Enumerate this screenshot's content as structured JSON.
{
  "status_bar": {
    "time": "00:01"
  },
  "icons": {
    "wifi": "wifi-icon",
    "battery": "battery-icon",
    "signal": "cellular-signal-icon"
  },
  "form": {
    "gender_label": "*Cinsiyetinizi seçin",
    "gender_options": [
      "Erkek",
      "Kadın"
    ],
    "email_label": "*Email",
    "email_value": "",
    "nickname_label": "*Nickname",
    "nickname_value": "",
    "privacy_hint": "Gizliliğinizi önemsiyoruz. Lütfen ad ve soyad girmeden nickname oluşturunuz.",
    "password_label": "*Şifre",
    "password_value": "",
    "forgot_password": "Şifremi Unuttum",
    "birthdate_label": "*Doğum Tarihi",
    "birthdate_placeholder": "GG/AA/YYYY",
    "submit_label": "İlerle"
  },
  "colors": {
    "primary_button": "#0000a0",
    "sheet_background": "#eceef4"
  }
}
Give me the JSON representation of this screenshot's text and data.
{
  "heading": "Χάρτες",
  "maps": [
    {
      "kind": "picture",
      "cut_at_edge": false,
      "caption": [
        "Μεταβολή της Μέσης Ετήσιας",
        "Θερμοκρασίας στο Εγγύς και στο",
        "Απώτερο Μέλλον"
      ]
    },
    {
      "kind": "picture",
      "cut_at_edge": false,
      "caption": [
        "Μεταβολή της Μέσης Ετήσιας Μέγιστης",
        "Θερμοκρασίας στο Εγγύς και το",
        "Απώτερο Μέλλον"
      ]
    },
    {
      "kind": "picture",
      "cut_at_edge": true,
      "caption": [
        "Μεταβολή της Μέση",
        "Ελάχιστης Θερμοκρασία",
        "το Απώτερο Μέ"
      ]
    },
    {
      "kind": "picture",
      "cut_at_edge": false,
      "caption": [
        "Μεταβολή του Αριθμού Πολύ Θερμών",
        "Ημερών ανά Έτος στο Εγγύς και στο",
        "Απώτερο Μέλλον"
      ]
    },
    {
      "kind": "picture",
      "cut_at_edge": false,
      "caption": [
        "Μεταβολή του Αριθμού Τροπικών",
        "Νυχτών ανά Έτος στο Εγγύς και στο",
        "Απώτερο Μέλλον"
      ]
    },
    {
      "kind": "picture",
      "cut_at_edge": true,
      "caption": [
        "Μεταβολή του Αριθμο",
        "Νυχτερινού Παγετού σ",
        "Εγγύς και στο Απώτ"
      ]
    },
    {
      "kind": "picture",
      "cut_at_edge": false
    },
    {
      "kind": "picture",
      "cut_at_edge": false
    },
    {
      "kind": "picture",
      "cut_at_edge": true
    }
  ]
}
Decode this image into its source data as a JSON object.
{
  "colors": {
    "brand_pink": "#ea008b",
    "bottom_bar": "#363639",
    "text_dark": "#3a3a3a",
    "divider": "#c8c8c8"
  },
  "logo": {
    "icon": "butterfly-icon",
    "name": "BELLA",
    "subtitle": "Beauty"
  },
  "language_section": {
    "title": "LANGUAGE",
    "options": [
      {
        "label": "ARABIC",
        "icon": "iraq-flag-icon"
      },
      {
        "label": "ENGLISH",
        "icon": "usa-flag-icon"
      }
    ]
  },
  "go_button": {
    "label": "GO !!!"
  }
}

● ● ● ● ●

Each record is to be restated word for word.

* _Task answer_
Enumerate this screenshot's content as structured JSON.
{
  "status_bar": {
    "time": "00:01"
  },
  "icons": {
    "wifi": "wifi-icon",
    "battery": "battery-icon",
    "signal": "cellular-signal-icon"
  },
  "form": {
    "gender_label": "*Cinsiyetinizi seçin",
    "gender_options": [
      "Erkek",
      "Kadın"
    ],
    "email_label": "*Email",
    "email_value": "",
    "nickname_label": "*Nickname",
    "nickname_value": "",
    "privacy_hint": "Gizliliğinizi önemsiyoruz. Lütfen ad ve soyad girmeden nickname oluşturunuz.",
    "password_label": "*Şifre",
    "password_value": "",
    "forgot_password": "Şifremi Unuttum",
    "birthdate_label": "*Doğum Tarihi",
    "birthdate_placeholder": "GG/AA/YYYY",
    "submit_label": "İlerle"
  },
  "colors": {
    "primary_button": "#0000a0",
    "sheet_background": "#eceef4"
  }
}
Give me the JSON representation of this screenshot's text and data.
{
  "heading": "Χάρτες",
  "maps": [
    {
      "kind": "picture",
      "cut_at_edge": false,
      "caption": [
        "Μεταβολή της Μέσης Ετήσιας",
        "Θερμοκρασίας στο Εγγύς και στο",
        "Απώτερο Μέλλον"
      ]
    },
    {
      "kind": "picture",
      "cut_at_edge": false,
      "caption": [
        "Μεταβολή της Μέσης Ετήσιας Μέγιστης",
        "Θερμοκρασίας στο Εγγύς και το",
        "Απώτερο Μέλλον"
      ]
    },
    {
      "kind": "picture",
      "cut_at_edge": true,
      "caption": [
        "Μεταβολή της Μέση",
        "Ελάχιστης Θερμοκρασία",
        "το Απώτερο Μέ"
      ]
    },
    {
      "kind": "picture",
      "cut_at_edge": false,
      "caption": [
        "Μεταβολή του Αριθμού Πολύ Θερμών",
        "Ημερών ανά Έτος στο Εγγύς και στο",
        "Απώτερο Μέλλον"
      ]
    },
    {
      "kind": "picture",
      "cut_at_edge": false,
      "caption": [
        "Μεταβολή του Αριθμού Τροπικών",
        "Νυχτών ανά Έτος στο Εγγύς και στο",
        "Απώτερο Μέλλον"
      ]
    },
    {
      "kind": "picture",
      "cut_at_edge": true,
      "caption": [
        "Μεταβολή του Αριθμο",
        "Νυχτερινού Παγετού σ",
        "Εγγύς και στο Απώτ"
      ]
    },
    {
      "kind": "picture",
      "cut_at_edge": false
    },
    {
      "kind": "picture",
      "cut_at_edge": false
    },
    {
      "kind": "picture",
      "cut_at_edge": true
    }
  ]
}
Decode this image into its source data as a JSON object.
{
  "colors": {
    "brand_pink": "#ea008b",
    "bottom_bar": "#363639",
    "text_dark": "#3a3a3a",
    "divider": "#c8c8c8"
  },
  "logo": {
    "icon": "butterfly-icon",
    "name": "BELLA",
    "subtitle": "Beauty"
  },
  "language_section": {
    "title": "LANGUAGE",
    "options": [
      {
        "label": "ARABIC",
        "icon": "iraq-flag-icon"
      },
      {
        "label": "ENGLISH",
        "icon": "usa-flag-icon"
      }
    ]
  },
  "go_button": {
    "label": "GO !!!"
  }
}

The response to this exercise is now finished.